According to the relevant judicial interpretations, in interpreting the content of a patent claim, the People’s Court should rely on the description in a patent claim and take into account of the comprehension by an informed ordinary technician of the same patent claim after perusal of the specifications and attached drawings.  However, in practice some incorrect terms may somehow appear in a patent claim. Will the court uphold the plea filed by the patentee in an infringement suit for correcting such erroneous description in the patent claim by employing the terms used in the specifications and drawings? 

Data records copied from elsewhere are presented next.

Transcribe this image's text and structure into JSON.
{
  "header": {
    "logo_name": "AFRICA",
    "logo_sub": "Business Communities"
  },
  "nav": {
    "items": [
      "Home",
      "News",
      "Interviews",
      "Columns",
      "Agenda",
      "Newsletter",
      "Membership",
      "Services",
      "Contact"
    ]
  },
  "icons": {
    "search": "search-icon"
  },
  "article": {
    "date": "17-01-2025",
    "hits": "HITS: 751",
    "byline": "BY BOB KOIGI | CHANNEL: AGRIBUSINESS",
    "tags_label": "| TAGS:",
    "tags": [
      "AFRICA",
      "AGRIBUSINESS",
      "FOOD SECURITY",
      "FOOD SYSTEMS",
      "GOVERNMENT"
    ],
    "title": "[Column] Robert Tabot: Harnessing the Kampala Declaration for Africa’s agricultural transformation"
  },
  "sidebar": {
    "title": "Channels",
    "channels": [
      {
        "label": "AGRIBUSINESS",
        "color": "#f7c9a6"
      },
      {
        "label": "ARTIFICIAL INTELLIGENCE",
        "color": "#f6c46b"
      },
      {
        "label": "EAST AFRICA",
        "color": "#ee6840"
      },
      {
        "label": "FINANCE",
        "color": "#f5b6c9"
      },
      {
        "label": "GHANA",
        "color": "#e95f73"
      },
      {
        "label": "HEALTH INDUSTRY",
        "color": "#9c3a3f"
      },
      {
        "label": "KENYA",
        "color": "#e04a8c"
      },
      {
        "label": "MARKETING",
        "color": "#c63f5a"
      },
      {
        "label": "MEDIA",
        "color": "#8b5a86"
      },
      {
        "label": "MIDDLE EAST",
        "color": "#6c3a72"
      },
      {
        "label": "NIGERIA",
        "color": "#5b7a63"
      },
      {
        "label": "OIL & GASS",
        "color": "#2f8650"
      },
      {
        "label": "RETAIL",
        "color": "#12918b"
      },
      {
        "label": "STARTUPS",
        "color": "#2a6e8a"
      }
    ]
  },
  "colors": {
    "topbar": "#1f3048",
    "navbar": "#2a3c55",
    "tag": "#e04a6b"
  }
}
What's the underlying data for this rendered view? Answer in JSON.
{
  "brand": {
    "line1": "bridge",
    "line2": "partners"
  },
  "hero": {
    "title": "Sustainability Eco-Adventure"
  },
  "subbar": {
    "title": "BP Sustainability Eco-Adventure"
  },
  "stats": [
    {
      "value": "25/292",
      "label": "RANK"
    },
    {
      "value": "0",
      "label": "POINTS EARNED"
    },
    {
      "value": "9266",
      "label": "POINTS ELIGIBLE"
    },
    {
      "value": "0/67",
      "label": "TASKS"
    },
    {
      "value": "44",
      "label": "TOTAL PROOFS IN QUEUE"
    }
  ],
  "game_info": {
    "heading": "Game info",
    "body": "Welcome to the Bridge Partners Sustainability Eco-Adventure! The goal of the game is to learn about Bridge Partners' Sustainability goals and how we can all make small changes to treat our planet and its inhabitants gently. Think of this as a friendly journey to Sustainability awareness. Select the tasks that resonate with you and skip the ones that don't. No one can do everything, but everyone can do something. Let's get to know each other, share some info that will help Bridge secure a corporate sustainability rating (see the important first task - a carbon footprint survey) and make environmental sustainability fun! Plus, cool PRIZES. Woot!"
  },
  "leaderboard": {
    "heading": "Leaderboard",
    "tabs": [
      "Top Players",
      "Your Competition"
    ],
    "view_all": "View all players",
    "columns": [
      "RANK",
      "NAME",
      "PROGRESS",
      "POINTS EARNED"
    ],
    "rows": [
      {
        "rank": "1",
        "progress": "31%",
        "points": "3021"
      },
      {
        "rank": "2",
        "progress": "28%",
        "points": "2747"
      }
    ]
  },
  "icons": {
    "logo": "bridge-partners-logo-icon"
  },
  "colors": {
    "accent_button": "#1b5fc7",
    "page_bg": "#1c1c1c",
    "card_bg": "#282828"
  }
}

In the patent infringement case brought by Wuxi Longsheng Cable Factory before the Supreme Court for review (ref. (2012) Min Ti Zi No. 3), the above-mentioned issue was highlighted. The Supreme Court published its decision with detailed jurisprudential analysis, which should be well noted.

In the hearing, both the patentee and the experts for testimony insisted that certain technical terms in patent claim 1 were incorrect and should be replaced by the equivalents in the patent specifications and attached drawings so as to prove that the alleged infringing method was consistent with the technical features described in patent claim 1.

The Supreme Court held that normally the meaning of a specific term in claim 1 is irreplaceable by that of a common term used in the patent specifications and the attached drawings. The reasons were given by the court as follows. Firstly, when determining the meaning of a term created by a patent drafter, we should interpret the term as an informed ordinary technician in the specific discipline or industry rather than simply replace such coined term with a common phrase used in the discipline or industry by arguing that the coined term is not commonly used. 

Secondly, when interpreting the terms in a claim, each of these terms shall be deemed to have distinct meaning, instead of being unnecessary. Thirdly, if an ordinary technician is able to readily understand a term in a claim which is not afterward defined in the specifications, such technician’s comprehension of the term should prevail and the specifications should not be employed to overturn the content of the claim. Otherwise, the interpretation will end up in substantial alteration of the patent claim and, in effect, open a window of opportunity for patentee to amend the patent claim unlawfully, which will thus prejudice the declaration and definition of right that the patent claim purports. 

On the other hand, the Supreme Court also pointed out that in certain circumstances the inaccurate expression in the patent claim may be rectified by using the terms in the specifications. If an informed ordinary technician in the discipline or industry becomes aware of an obviously erroneous term in the claim immediately after reading the specifications and the attached drawings, and at the same time is able to revise such term definitively, straightforwardly and without any doubt, such revision is allowed.

The merit in this case is that it clarifies whether and to what extent the specifications and the attached drawings may be used to construe a patent claim. Notwithstanding the limited admissibility, it is highly advisable for the patent drafter to use his best endeavor to employ clear, accurate and complete expressions in preparing the patent claim so as to avoid future annoyances for patent enforcement.